The FDNY was forced to respond to an apocalyptic conflagration without any water pressure. “That’s the problem that the two new vessels were designed to solve,” he says.
But while D’Isernia is confident about the vessels’ capabilities, he hopes that their value will never have to be fully demonstrated. “No one wants to see the Fire Department of New York City go through something like that ever again,” he says. But if a disaster, natural or terrorist-related, should occur, these vessels are fully equipped to help handle the situation. “While they are only 140 feet in length, the vessels can pump enormous amounts of pressure,” he says. “Firefighting boats are measured by their pumping capacity. These two vessels can pump 50,000 gallons of water per minute each.”
Further, the two vessels can be moored anywhere in the New York Harbor – “On either the Brooklyn or New Jersey side,” describes D’Isernia. “From there, the vessels can also perform as mobile pumping stations, and that means that these ships can literally help fight fires that are up to five miles inland.”
It’s ironic: While D’Isernia is proud of his company’s technologic accomplishments, he never wants to see the full extent of the capabilities deployed.
But at least we know the equipment is available.
With each new contract, Eastern positions itself as the shipyard to-go-to for building highly complex vessels of all shapes and sizes, across every market sector of the shipbuilding industry.
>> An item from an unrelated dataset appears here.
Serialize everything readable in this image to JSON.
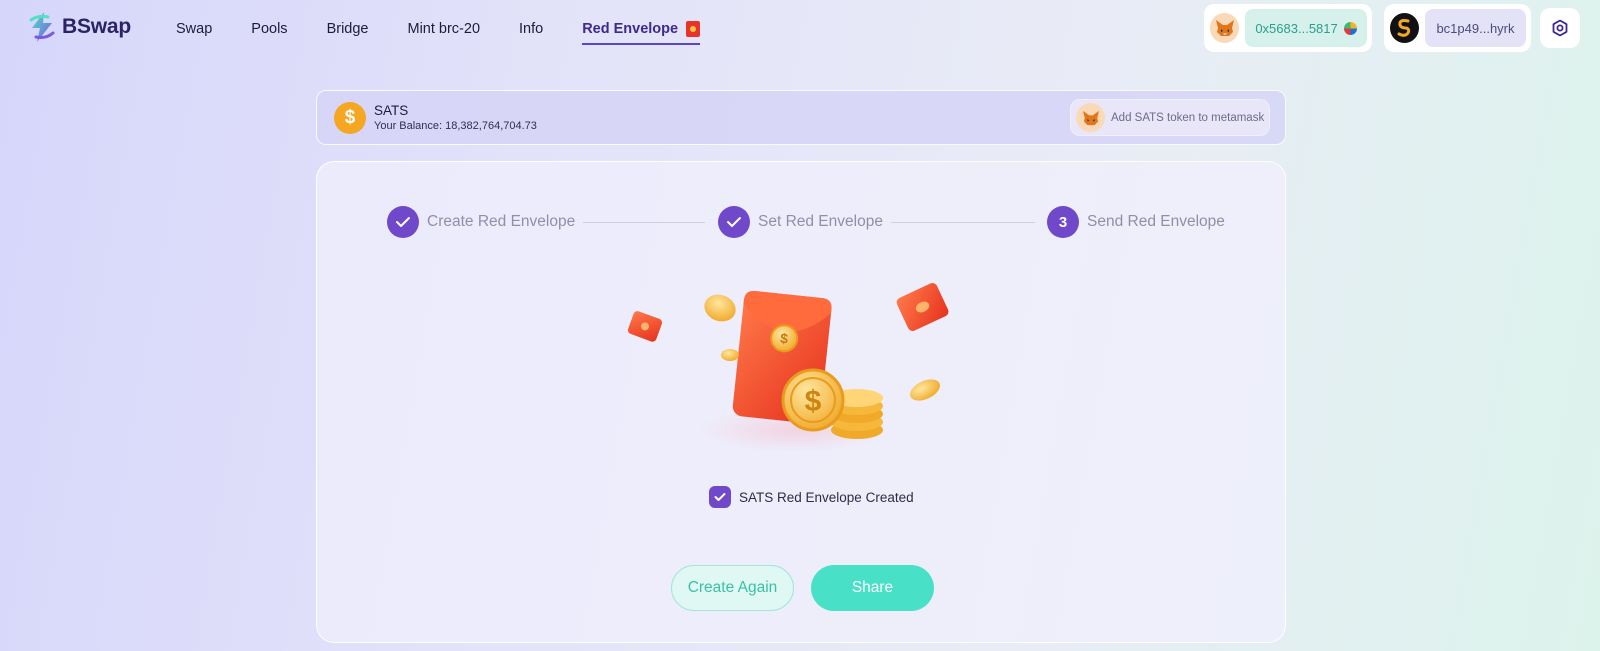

Eastern is investing heavily now to insure its place in the future.